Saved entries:
+===+

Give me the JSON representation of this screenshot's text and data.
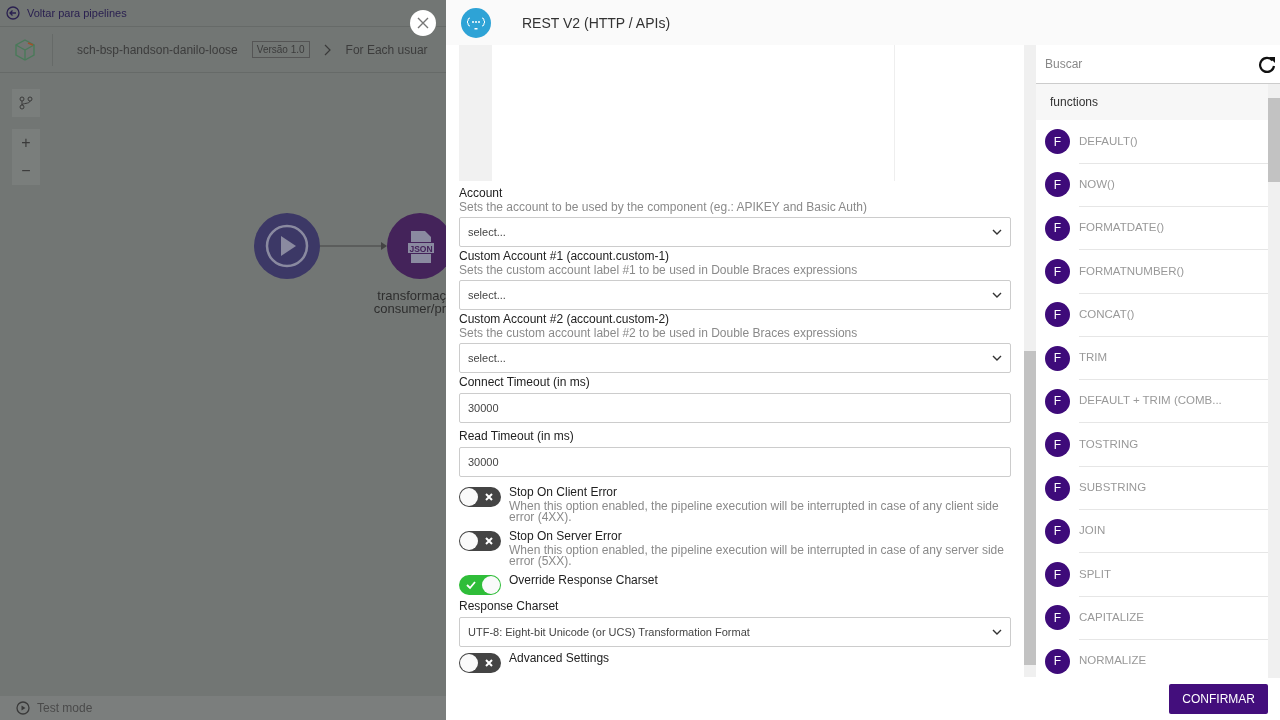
{
  "app": {
    "back_link": "Voltar para pipelines",
    "pipeline_name": "sch-bsp-handson-danilo-loose",
    "version": "Versão 1.0",
    "breadcrumb": "For Each usuar",
    "zoom_controls": [
      "+",
      "−"
    ],
    "nodes": [
      {
        "kind": "trigger"
      },
      {
        "kind": "json",
        "badge_text": "JSON",
        "label_lines": [
          "transformaç",
          "consumer/pr"
        ]
      }
    ],
    "test_mode": "Test mode"
  },
  "dialog": {
    "title": "REST V2 (HTTP / APIs)",
    "fields": [
      {
        "kind": "select",
        "label": "Account",
        "description": "Sets the account to be used by the component (eg.: APIKEY and Basic Auth)",
        "value": "select..."
      },
      {
        "kind": "select",
        "label": "Custom Account #1 (account.custom-1)",
        "description": "Sets the custom account label #1 to be used in Double Braces expressions",
        "value": "select..."
      },
      {
        "kind": "select",
        "label": "Custom Account #2 (account.custom-2)",
        "description": "Sets the custom account label #2 to be used in Double Braces expressions",
        "value": "select..."
      },
      {
        "kind": "input",
        "label": "Connect Timeout (in ms)",
        "value": "30000"
      },
      {
        "kind": "input",
        "label": "Read Timeout (in ms)",
        "value": "30000"
      },
      {
        "kind": "toggle",
        "label": "Stop On Client Error",
        "description": "When this option enabled, the pipeline execution will be interrupted in case of any client side error (4XX).",
        "on": false
      },
      {
        "kind": "toggle",
        "label": "Stop On Server Error",
        "description": "When this option enabled, the pipeline execution will be interrupted in case of any server side error (5XX).",
        "on": false
      },
      {
        "kind": "toggle",
        "label": "Override Response Charset",
        "on": true
      },
      {
        "kind": "select",
        "label": "Response Charset",
        "value": "UTF-8: Eight-bit Unicode (or UCS) Transformation Format"
      },
      {
        "kind": "toggle",
        "label": "Advanced Settings",
        "on": false
      }
    ],
    "search": {
      "placeholder": "Buscar"
    },
    "section": "functions",
    "functions": [
      {
        "badge": "F",
        "name": "DEFAULT()"
      },
      {
        "badge": "F",
        "name": "NOW()"
      },
      {
        "badge": "F",
        "name": "FORMATDATE()"
      },
      {
        "badge": "F",
        "name": "FORMATNUMBER()"
      },
      {
        "badge": "F",
        "name": "CONCAT()"
      },
      {
        "badge": "F",
        "name": "TRIM"
      },
      {
        "badge": "F",
        "name": "DEFAULT + TRIM (COMB..."
      },
      {
        "badge": "F",
        "name": "TOSTRING"
      },
      {
        "badge": "F",
        "name": "SUBSTRING"
      },
      {
        "badge": "F",
        "name": "JOIN"
      },
      {
        "badge": "F",
        "name": "SPLIT"
      },
      {
        "badge": "F",
        "name": "CAPITALIZE"
      },
      {
        "badge": "F",
        "name": "NORMALIZE"
      }
    ],
    "confirm_button": "CONFIRMAR"
  }
}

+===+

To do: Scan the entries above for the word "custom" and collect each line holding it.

Response to this task:
        "label": "Custom Account #1 (account.custom-1)",
        "description": "Sets the custom account label #1 to be used in Double Braces expressions",
        "label": "Custom Account #2 (account.custom-2)",
        "description": "Sets the custom account label #2 to be used in Double Braces expressions",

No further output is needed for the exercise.